This loosely structured and repetitive book is not a personal diary. Politkovskaya’s account would have benefited from including more of her own experiences, such as her alleged poisoning during a plane flight to Beslan, ostensibly to stop her from covering the crisis. Giving voice to the Kremlin’s marginalized victims, she sometimes fails to explain the significance of the figures and events she mentions, which will be known only to dedicated Russia observers. And although Arch Tait’s translation is perfectly readable, one suspects it’s too faithful to the original text and would have improved from finessing.
The book’s major faults are common in Russian journalism. Much of it reads like a sermon, an extended op-ed piece that doesn’t provide the kind of documentation and structure to which Western readers are accustomed. Politkovskaya condemns most Putin opponents as fiercely for their inaction as she criticizes the Kremlin for its crimes. Rightly so, perhaps, but her unrelieved moral outrage and her patronizing tone become tiring, and leave the reader wondering what makes the writer right and pretty much everyone else wrong.
Nevertheless, “A Russian Diary” is an important book. A critical failing of the West’s understanding of Russia is interpreting Moscow’s actions through the prism of Western rationalism, which often makes them appear inexplicable. Much of the country’s real political culture is hidden behind a facade of Western forms. The Kremlin creates fake opposition parties and NGOs, Putin speaks of democracy and justice as overarching values, and the Energy Minister says with a straight face that Russia’s state-controlled oil and gas companies operate as independently as private Western ones.
But there’s no hiding behind Politkovskaya’s blow-by-blow relating of events; the actions speak for themselves. “A Russian Diary” provides a crucial record of the country’s slide toward an isolated, angry reincarnation of its former Soviet self, seen through the eyes of a sensitive and perceptive observer.

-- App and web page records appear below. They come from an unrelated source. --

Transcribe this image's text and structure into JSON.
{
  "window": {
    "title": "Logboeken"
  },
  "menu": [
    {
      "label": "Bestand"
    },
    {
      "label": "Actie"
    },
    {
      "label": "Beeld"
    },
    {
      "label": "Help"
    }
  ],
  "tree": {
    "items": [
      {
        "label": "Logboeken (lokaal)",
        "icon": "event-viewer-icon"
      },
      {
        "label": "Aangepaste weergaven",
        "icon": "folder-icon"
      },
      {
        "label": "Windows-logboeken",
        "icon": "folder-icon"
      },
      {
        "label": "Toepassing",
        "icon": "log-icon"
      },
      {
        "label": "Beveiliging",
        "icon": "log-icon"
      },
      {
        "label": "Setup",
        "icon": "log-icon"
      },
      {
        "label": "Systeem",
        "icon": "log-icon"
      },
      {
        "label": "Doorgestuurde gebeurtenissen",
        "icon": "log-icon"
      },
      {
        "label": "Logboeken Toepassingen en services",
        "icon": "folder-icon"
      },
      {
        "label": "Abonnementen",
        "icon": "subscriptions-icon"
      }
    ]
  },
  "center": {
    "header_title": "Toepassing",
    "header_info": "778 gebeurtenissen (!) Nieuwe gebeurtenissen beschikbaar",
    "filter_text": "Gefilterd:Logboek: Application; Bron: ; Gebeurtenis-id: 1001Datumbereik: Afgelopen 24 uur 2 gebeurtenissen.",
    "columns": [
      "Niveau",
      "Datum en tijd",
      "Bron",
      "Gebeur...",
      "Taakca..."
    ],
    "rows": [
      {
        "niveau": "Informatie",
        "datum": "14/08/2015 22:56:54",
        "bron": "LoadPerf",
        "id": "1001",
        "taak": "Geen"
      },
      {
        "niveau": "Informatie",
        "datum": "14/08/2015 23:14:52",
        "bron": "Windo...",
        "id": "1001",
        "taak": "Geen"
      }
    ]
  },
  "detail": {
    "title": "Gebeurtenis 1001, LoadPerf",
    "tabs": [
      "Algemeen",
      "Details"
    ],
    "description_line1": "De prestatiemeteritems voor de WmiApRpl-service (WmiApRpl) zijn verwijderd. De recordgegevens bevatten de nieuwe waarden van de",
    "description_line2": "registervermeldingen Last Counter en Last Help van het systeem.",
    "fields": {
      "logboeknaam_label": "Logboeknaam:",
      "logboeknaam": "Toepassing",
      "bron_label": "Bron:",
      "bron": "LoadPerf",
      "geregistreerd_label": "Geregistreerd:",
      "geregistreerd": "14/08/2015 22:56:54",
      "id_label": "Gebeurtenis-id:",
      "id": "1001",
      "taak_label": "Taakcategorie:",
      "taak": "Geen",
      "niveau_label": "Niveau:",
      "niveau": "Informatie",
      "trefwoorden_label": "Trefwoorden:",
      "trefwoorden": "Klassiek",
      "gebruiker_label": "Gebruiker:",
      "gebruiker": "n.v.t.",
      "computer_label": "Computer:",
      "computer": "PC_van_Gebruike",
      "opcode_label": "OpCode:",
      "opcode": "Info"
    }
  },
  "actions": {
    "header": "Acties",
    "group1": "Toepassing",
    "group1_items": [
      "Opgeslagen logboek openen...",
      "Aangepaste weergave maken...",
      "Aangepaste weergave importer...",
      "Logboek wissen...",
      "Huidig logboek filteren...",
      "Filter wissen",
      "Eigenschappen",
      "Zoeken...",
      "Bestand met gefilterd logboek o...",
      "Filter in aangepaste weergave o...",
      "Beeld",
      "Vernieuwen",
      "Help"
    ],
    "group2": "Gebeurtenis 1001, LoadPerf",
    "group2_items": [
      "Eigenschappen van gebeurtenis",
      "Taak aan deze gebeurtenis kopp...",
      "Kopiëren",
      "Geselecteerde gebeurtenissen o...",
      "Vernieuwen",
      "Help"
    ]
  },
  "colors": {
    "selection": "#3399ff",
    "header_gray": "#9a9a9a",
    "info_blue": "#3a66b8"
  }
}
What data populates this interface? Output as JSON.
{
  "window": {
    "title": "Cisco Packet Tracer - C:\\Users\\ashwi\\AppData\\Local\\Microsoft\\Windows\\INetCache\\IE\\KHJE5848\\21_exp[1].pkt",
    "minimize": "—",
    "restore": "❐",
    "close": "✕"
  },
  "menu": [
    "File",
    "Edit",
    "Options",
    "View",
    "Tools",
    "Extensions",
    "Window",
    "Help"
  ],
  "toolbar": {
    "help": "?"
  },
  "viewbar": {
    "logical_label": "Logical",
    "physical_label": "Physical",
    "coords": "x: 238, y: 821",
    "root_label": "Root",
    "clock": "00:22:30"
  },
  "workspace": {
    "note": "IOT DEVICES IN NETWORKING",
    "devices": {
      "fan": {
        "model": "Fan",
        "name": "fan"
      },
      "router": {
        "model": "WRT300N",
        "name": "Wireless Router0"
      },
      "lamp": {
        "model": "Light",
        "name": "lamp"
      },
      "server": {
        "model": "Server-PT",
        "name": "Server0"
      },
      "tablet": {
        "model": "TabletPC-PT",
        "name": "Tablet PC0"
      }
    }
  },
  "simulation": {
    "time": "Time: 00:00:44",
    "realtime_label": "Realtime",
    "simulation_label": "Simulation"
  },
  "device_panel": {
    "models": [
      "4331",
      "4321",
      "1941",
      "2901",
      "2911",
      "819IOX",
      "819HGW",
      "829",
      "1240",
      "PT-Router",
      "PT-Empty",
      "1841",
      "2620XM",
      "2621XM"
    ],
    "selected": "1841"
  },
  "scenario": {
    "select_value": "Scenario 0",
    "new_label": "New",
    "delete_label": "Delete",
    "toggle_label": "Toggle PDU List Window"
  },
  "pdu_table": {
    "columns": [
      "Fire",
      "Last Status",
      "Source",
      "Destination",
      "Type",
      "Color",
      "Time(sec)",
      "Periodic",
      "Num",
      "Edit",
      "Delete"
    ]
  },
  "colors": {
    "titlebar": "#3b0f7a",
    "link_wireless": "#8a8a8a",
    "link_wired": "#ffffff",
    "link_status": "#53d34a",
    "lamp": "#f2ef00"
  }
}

Politkovskaya excoriates the Russian public for failing to protest Putin’s transgressions. Her death, like her publications, also passed unmentioned by most Russians. Her mission was to record the regime’s crimes, partly in the hope that their perpetrators would one day be held to account. She died for that aim, and her death become a landmark tragedy in the Russia of Vladimir Putin against which she so bravely campaigned.